Many people have their wisdom teeth extracted in their late teens and early 20s, but knowing why and when to have them removed can be confusing. Here at Airport Dental Care in Austin, TX, Brian LaBombard, DMD, is a trusted partner of wisdom teeth experts, and is happy to share some insights.
Although wisdom teeth had a function when humans had wider jaws and needed strong molars to chew coarse, rugged food, things have changed. In fact, for the most part, wisdom teeth provide no chewing function at all anymore.
Because of the tight squeeze in the back of your mouth, it can be a challenge to brush and floss your wisdom teeth properly, which can lead to tooth decay, gum disease, and a decline in your oral and overall health.
And while sometimes wisdom teeth erupt without issues, many times they become problematic when they grow in crooked or can’t break through the gums. Oftentimes, removing wisdom teeth before they become a future problem is the prudent decision.
Many people have heard stories from friends and family about the pain associated with impacted wisdom teeth.

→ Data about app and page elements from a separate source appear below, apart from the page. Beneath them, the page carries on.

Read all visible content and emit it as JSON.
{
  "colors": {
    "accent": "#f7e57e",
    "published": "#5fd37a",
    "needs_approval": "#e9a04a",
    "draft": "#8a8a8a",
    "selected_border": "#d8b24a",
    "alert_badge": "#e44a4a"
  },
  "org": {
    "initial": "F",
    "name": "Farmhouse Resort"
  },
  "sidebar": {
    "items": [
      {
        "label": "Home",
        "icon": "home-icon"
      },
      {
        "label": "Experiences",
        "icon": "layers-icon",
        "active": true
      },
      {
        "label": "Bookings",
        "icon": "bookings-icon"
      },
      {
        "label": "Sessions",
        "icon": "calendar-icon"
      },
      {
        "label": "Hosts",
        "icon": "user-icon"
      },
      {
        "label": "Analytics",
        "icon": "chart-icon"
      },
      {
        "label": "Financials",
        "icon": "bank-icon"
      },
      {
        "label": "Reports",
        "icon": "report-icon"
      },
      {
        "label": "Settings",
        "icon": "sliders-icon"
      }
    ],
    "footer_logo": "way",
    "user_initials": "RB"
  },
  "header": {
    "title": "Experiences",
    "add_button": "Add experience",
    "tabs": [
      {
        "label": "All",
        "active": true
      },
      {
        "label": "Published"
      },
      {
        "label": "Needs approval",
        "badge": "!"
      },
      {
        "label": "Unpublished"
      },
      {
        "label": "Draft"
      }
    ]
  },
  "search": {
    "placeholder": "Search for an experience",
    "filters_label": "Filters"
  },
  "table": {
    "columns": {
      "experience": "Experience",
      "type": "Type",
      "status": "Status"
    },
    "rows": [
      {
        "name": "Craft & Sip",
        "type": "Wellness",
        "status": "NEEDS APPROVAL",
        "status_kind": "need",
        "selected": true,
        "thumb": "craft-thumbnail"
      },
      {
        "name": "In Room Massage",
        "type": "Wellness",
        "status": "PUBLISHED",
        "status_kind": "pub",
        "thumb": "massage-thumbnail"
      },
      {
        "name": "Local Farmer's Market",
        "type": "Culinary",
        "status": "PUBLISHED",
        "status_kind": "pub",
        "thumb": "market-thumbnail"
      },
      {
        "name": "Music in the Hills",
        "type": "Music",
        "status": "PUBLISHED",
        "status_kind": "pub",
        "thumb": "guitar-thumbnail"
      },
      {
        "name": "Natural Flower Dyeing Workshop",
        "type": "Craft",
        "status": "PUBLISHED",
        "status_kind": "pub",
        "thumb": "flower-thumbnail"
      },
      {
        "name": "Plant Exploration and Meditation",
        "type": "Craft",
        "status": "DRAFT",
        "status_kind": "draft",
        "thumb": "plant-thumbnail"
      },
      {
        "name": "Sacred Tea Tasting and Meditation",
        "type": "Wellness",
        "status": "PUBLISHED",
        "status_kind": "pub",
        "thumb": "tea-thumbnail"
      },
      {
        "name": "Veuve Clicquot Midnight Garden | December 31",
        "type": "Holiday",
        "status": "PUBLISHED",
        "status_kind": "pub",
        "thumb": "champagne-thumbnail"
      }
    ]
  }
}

Being “impacted” means the teeth don’t have enough room to fully emerge from the gums, so they grow in at an angle or become trapped in the jawbone. Once they’re impacted, wisdom teeth are also more prone to bacterial infection.
When an impacted wisdom tooth presses against a neighboring tooth, it can cause serious damage to the other tooth’s structure, or it may even push several other teeth out of place or into crooked positions. Extraction often becomes a wise preventive measure to fend off tooth decay, infection, crowding, and damage to adjacent teeth or soft tissues.
Although it may seem counterintuitive to extract wisdom teeth before they become a problem, proper wisdom tooth management can be high maintenance. According to the American Association of Oral and Maxillofacial Surgeons, wisdom teeth should be monitored closely for any changes through annual check-ups, professional cleanings, and periodic X-rays. The goal is to prevent future issues, such as infection, bleeding, swelling, pain, or tenderness in your gums.
Life is busy enough already, so instead of continual observation to make sure wisdom teeth aren’t causing a problem, going ahead with tooth extraction often wins over the watch-and-wait strategy. Removing them before they’re an issue can prevent damage to the roots of other teeth, and head off the formation of cysts and gum infections as well as systemic infections.
Typically it’s easier to have wisdom teeth extracted when their roots are less developed and the jawbone is less dense. Removal before age 25 is the best way to avoid complications.
If the teeth have successfully emerged from the gums, only local anesthesia is needed for them to be pulled. Impacted wisdom teeth require oral surgery, since an incision is needed to get to the tooth. In this case, patients are under sedation and local anesthesia.
If you’re having wisdom teeth-related symptoms or any other dental pain or discomfort, call us at 512-668-9912 to discuss your concerns and we can help you take the next steps. You can also schedule an appointment on our website any time.